◆ ASSIGNED TASK ◆
State how many lines in the listing below hold the string "Loyal"; nothing else is wanted.

===

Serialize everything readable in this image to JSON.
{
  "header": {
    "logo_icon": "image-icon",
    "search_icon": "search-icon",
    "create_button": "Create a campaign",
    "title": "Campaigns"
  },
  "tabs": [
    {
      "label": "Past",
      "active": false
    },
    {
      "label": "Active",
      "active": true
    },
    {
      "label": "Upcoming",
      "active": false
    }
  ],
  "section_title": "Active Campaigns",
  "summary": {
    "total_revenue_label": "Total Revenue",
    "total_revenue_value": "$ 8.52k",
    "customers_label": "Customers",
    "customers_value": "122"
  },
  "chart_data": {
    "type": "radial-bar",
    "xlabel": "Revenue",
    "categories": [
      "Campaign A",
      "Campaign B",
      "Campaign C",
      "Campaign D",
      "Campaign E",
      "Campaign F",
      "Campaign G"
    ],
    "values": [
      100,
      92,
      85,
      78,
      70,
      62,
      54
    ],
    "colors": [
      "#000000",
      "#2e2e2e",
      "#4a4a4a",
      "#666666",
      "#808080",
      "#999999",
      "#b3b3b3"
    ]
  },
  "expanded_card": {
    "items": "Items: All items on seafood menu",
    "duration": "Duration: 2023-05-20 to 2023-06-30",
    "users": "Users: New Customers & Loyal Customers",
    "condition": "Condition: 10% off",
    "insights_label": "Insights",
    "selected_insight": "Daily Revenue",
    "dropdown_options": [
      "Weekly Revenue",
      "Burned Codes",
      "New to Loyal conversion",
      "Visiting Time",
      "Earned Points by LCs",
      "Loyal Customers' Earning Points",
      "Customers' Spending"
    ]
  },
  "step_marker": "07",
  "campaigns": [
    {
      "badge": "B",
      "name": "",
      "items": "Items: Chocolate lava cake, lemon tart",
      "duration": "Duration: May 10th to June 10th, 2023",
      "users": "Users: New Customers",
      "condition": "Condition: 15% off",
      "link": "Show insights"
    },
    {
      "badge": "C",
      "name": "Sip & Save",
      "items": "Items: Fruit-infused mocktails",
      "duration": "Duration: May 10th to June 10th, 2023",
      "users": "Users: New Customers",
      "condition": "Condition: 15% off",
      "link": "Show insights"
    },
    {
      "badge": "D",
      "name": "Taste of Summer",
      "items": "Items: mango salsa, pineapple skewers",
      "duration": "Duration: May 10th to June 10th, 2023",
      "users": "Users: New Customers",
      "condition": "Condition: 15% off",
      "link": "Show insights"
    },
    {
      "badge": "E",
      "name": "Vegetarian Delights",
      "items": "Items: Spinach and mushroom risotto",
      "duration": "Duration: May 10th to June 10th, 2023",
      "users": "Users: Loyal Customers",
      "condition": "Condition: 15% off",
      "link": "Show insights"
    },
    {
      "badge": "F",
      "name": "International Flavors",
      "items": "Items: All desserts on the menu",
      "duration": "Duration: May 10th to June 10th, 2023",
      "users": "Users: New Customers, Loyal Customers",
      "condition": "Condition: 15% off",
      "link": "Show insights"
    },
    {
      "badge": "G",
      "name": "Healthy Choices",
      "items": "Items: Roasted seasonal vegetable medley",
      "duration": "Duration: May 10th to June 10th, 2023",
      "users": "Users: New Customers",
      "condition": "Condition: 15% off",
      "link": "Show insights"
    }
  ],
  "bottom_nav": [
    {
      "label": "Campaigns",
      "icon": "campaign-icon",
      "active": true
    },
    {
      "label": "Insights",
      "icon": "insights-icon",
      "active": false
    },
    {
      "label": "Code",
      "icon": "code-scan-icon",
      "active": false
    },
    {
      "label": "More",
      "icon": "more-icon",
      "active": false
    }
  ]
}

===

◆ EXERCISE RESPONSE ◆
5